The first sensor, called the ultrasound ice accretion sensor (UIAS), is the result of an innovative collaboration between the NRC's Aerospace and Energy, Mining and Environment Research Centres. It uses ultrasound waves to detect ice on a surface. It is non-intrusive, lightweight, consumes very low power, and can quantify the build-up of frost and ice at, and between, each sensor. The second one, called the particle detection probe (PDP), uses local electrical conditions to detect ice crystals in the air. So far, it has been tested for over 90 hours on 3 different aircraft: the Airbus A340, the NRC Convair 580 and the NRC T33.
Both of these sensors are being tested in the NRC's Research Altitude Test Facility, which reproduces atmospheric ice crystal icing (ICI) conditions.
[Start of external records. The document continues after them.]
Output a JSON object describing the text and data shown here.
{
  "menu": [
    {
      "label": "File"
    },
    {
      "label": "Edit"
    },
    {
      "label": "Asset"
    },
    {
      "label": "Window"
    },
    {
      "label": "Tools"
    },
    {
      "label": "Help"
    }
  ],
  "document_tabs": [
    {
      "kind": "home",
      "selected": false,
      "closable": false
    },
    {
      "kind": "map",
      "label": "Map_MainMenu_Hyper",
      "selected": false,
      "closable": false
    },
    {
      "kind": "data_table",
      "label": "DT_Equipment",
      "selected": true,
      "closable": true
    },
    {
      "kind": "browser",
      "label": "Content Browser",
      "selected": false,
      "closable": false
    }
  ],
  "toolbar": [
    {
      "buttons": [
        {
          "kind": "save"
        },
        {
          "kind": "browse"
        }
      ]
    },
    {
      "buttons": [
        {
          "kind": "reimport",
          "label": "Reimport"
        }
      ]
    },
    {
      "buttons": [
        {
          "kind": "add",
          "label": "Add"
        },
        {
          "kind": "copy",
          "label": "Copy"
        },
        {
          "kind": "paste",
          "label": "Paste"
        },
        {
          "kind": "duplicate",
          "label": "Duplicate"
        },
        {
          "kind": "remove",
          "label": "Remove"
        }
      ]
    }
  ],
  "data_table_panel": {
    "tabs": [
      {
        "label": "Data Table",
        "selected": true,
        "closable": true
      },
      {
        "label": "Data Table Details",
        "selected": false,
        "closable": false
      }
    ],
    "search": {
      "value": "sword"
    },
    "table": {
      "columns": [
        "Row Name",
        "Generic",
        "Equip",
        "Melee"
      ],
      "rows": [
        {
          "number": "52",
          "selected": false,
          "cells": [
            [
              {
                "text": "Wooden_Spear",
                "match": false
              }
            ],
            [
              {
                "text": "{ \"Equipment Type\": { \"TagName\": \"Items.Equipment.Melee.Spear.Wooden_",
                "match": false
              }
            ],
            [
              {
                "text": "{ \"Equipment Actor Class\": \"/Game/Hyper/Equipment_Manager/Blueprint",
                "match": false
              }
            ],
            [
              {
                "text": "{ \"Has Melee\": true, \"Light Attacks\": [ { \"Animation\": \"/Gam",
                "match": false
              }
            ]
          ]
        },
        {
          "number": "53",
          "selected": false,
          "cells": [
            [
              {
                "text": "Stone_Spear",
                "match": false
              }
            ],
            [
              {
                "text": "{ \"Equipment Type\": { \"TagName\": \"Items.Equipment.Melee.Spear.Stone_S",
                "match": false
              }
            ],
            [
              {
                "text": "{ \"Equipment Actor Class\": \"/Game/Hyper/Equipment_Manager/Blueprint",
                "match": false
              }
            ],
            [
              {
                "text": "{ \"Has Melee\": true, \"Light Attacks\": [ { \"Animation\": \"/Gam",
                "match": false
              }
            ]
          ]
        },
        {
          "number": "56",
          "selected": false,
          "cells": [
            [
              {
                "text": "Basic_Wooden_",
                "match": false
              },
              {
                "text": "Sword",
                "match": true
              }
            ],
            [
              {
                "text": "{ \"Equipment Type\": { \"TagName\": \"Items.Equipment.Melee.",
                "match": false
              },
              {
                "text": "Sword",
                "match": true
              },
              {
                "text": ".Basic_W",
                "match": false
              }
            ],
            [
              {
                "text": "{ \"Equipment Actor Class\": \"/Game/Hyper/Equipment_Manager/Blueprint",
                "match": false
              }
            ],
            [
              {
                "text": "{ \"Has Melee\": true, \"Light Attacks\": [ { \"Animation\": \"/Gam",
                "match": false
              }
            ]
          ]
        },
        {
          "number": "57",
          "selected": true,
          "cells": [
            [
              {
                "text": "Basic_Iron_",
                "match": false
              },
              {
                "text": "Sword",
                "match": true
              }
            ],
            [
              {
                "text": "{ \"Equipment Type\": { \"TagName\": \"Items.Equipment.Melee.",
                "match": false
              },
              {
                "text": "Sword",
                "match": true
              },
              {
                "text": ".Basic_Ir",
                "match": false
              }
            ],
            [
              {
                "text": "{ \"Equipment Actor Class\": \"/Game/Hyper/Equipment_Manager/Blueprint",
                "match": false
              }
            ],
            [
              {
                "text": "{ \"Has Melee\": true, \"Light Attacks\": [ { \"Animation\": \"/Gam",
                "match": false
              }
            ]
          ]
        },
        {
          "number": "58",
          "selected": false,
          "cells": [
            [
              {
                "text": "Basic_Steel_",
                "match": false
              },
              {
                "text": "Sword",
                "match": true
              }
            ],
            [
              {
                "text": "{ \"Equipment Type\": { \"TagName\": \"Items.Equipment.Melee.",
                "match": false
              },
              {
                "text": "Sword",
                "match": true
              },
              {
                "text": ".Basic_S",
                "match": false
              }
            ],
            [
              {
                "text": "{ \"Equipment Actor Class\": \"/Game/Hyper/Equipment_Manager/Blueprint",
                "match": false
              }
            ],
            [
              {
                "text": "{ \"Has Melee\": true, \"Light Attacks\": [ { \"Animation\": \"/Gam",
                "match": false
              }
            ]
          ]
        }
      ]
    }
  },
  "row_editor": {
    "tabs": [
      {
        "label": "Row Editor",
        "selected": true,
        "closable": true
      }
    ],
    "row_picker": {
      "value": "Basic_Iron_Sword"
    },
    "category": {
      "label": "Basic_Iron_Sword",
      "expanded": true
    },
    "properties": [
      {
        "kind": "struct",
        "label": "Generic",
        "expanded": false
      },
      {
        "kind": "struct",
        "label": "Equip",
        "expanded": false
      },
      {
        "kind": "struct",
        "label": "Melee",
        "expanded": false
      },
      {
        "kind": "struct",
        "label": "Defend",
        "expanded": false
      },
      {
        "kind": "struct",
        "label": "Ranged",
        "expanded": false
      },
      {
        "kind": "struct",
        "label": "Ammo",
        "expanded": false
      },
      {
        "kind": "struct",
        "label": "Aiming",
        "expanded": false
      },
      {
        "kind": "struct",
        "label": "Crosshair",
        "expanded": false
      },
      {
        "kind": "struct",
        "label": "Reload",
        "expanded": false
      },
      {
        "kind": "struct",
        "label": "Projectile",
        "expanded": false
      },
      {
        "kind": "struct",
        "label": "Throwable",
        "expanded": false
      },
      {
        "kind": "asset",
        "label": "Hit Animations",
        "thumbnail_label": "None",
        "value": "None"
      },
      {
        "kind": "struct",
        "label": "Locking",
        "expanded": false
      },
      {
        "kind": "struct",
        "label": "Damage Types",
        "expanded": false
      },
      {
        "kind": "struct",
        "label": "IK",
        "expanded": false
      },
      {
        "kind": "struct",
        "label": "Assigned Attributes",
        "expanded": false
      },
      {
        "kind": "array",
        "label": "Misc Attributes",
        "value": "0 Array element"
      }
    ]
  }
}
The facility has been running atmospheric ice crystal icing tests since 2008 and is used to study loss in performance and damage experienced by aircraft instruments and engines when exposed to icy conditions.
The development of these 2 sensors allowed the NRC to fully understand the issues and challenges associated with the measurements of supercooled large droplets and ice crystals. The particle detection probe and ultrasound ice accretion sensor both address the needs of a large market that includes everything from commercial aircraft to regional and business jets to turboprop aircraft, urban air mobility and unmanned air vehicles. The NRC is now looking for partners and collaborators to commercialize these new technology offerings.
Capitalizing on the NRC's research and development capabilities puts Canada in the perfect position to be the international industry's premier research partner in accelerating the race towards safer flight technologies.